I guess they figure it’s the lauded female ejaculation, and I’ve learned to suppress my urge to freak out or get all depressed when it happens.
I usually have sex on a towel to be safe, but if there isn’t a towel handy, I can always spray the spot with vinegar to sterilize and deodorize the area.
Like I said, one of my first questions once I decided to go through with the surgery was, “how is this going to affect my sex life?
” Thankfully I had a surgeon who this wasn’t his first go-round and he knew it was probably a question I had so he brought it up without making me have to. Sex has always been a little difficult for me, as I’m sure it is for many people living with Crohn’s disease or ulcerative colitis.

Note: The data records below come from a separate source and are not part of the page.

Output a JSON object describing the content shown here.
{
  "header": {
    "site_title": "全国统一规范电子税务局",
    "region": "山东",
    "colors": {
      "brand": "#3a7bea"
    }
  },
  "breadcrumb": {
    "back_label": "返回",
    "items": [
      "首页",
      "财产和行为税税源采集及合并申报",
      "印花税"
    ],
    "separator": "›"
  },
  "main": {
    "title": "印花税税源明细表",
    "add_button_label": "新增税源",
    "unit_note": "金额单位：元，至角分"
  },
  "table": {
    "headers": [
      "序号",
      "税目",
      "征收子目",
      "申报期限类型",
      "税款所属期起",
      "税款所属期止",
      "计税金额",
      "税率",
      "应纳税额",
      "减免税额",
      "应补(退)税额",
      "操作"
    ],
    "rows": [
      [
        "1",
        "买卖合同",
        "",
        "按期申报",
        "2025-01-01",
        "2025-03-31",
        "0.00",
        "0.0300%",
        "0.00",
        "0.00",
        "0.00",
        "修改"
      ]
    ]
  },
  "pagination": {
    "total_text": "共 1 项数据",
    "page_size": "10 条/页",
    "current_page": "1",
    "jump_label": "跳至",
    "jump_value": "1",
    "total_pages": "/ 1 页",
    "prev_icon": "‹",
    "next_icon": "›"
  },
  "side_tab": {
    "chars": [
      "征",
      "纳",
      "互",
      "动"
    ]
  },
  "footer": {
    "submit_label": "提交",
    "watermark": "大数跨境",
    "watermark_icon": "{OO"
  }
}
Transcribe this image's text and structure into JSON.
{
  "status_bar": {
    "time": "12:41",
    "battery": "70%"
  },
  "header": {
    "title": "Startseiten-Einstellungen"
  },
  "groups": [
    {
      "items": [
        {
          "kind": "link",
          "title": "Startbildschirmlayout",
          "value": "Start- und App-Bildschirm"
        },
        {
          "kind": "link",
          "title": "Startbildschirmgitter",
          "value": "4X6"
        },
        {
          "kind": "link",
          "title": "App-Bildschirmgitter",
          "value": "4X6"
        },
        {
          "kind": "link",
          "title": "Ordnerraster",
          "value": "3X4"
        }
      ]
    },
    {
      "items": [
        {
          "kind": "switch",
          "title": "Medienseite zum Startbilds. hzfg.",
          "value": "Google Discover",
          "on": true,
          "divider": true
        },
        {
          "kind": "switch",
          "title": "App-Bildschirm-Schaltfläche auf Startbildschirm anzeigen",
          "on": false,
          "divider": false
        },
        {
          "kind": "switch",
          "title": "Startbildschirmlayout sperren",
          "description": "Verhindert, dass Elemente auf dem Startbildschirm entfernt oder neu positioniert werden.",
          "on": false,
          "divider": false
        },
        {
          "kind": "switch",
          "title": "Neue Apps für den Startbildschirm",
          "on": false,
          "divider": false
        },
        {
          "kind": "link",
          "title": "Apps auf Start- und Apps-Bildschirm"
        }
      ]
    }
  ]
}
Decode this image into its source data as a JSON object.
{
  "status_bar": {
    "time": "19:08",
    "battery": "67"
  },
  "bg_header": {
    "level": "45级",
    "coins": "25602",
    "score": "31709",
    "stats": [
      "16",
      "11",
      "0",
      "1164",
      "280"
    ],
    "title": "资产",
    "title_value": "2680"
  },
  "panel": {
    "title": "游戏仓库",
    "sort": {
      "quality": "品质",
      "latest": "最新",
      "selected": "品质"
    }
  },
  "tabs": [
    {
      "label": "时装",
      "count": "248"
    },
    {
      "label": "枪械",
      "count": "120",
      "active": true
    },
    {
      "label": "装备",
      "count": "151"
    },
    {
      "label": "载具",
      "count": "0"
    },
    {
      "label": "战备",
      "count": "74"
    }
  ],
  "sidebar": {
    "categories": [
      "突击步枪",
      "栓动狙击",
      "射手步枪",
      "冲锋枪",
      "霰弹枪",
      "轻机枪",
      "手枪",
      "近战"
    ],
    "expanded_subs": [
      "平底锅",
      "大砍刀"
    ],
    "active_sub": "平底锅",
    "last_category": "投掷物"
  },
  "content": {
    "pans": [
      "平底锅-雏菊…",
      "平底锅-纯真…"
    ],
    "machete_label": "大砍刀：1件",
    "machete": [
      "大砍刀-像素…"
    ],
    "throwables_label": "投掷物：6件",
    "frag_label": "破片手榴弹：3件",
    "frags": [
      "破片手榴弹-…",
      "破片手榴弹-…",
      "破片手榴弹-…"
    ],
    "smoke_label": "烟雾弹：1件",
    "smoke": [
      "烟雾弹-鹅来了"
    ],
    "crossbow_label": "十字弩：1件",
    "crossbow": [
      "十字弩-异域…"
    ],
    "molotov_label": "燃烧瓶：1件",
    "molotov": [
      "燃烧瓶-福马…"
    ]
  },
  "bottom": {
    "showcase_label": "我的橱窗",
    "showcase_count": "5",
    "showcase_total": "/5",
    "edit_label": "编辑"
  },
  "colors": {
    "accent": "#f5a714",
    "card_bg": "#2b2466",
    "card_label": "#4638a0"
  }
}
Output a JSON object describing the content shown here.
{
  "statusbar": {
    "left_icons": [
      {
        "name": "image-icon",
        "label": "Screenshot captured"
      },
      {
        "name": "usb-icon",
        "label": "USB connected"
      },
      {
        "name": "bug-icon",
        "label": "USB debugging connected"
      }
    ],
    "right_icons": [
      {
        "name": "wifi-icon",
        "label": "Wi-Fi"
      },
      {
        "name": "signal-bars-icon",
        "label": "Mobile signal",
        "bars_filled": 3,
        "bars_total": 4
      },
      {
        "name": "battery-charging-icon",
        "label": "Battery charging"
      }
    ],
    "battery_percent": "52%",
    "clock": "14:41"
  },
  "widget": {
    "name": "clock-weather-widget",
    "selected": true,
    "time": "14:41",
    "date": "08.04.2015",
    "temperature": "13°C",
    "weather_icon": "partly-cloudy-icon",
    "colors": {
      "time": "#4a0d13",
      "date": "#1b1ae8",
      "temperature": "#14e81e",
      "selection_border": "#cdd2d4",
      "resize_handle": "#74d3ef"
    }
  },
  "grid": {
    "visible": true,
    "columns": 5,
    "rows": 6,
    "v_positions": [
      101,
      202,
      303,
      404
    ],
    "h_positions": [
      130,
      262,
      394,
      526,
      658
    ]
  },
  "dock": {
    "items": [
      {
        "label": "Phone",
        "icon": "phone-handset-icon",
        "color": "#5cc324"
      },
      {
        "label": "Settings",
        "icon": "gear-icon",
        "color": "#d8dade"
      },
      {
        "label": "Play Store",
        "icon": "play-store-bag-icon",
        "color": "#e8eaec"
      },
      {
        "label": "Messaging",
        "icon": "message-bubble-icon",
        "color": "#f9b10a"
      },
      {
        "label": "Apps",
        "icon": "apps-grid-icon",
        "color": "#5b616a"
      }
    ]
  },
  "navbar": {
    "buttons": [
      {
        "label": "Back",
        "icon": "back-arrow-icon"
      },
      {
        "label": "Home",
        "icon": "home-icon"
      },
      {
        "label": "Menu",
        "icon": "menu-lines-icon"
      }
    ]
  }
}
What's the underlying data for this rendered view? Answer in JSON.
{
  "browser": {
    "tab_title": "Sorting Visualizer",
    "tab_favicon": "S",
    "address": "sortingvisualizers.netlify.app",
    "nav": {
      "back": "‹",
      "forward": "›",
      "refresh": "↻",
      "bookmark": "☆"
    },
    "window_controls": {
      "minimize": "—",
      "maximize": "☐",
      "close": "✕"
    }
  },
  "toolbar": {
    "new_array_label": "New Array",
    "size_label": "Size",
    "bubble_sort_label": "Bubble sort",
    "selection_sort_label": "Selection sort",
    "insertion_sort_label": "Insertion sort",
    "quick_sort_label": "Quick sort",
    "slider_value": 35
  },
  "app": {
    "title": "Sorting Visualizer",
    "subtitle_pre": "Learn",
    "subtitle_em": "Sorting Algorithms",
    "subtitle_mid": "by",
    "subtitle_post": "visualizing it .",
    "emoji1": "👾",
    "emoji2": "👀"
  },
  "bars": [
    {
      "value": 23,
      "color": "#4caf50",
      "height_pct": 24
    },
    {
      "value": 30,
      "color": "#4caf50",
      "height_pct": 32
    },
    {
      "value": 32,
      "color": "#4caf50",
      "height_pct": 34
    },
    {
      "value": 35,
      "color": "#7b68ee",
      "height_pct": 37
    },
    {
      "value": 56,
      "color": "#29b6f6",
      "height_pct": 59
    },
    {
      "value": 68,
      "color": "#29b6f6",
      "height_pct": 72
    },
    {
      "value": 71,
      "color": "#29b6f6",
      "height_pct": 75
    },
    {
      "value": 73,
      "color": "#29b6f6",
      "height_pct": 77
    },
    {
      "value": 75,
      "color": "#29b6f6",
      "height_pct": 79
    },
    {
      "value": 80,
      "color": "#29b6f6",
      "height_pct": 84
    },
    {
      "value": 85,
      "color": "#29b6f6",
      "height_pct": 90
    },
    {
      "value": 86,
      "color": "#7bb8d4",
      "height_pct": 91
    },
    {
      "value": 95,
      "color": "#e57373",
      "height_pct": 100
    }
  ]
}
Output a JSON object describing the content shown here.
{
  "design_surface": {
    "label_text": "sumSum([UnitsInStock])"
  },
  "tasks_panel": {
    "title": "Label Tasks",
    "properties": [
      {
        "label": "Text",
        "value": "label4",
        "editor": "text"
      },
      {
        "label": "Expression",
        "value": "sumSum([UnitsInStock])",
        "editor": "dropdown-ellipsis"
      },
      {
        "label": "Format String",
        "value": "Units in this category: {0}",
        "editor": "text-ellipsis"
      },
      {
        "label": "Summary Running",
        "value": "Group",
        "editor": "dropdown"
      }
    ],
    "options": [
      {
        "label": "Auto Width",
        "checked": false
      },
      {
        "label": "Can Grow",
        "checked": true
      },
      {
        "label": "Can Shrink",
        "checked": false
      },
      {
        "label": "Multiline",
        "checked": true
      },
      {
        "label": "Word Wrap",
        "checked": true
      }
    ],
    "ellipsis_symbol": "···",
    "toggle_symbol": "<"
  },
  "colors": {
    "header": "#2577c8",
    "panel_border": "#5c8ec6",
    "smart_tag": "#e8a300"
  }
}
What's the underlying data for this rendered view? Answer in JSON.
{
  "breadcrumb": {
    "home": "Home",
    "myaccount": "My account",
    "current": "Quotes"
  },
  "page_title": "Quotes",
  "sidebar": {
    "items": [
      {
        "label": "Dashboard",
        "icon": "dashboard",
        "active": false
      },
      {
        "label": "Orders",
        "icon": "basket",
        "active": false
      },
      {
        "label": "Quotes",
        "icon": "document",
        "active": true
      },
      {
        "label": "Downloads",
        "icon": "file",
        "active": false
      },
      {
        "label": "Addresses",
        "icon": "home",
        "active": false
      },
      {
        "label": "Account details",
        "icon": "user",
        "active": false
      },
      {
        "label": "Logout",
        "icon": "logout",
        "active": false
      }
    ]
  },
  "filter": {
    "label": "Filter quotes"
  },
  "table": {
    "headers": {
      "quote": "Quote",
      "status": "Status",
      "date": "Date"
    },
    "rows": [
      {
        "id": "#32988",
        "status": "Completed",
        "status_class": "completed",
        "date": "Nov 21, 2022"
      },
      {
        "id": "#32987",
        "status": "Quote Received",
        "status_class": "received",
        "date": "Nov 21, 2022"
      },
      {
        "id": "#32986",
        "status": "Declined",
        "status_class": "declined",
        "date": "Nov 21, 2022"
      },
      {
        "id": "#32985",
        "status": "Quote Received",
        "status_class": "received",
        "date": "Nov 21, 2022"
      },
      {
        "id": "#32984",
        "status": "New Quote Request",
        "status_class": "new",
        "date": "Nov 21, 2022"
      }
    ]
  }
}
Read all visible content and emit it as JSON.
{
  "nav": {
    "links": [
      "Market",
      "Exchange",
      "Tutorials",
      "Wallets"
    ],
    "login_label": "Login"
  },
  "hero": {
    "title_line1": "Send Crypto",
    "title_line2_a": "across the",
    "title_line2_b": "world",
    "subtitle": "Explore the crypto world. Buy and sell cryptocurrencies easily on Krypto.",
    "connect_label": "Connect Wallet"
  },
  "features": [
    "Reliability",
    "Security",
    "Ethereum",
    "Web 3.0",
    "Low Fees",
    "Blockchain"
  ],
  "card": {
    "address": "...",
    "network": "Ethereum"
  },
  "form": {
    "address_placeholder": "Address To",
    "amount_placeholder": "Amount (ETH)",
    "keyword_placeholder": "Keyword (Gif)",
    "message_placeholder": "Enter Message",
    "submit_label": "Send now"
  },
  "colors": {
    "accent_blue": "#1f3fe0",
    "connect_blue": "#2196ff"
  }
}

In all likelihood, it’s passing gas into the medical bag I wear to cover it.
Also I have a neurogenic bladder –- that means I can’t feel my bladder at all.I’m like a cat or a newborn baby: I spray any time, any place.I invest in incontinence companies and suggest new pads to my 89-year-old grandmother and her friends.Right after my surgery, I was scared that I would no longer feel sexy and that my husband wouldn’t look at me the same way. It wasn’t immediate, but once I knew how much better I was feeling and got used to the idea of having an ostomy and a bag, I felt even sexier.I wasn’t worried about what might happen during sex and I was free to enjoy it the way you’re supposed to.So I was nervous giving it another go after my surgery. ( I did have a completely laparoscopic surgery, so if you had an open surgery, it could be a different experience.) If I’m going to be honest here, it was difficult at first. So don’t get discouraged if it’s not what you think it will be right off the bat. Plus, I still had a wound that was very close by that was trying to heal up and forced us to take things even slower.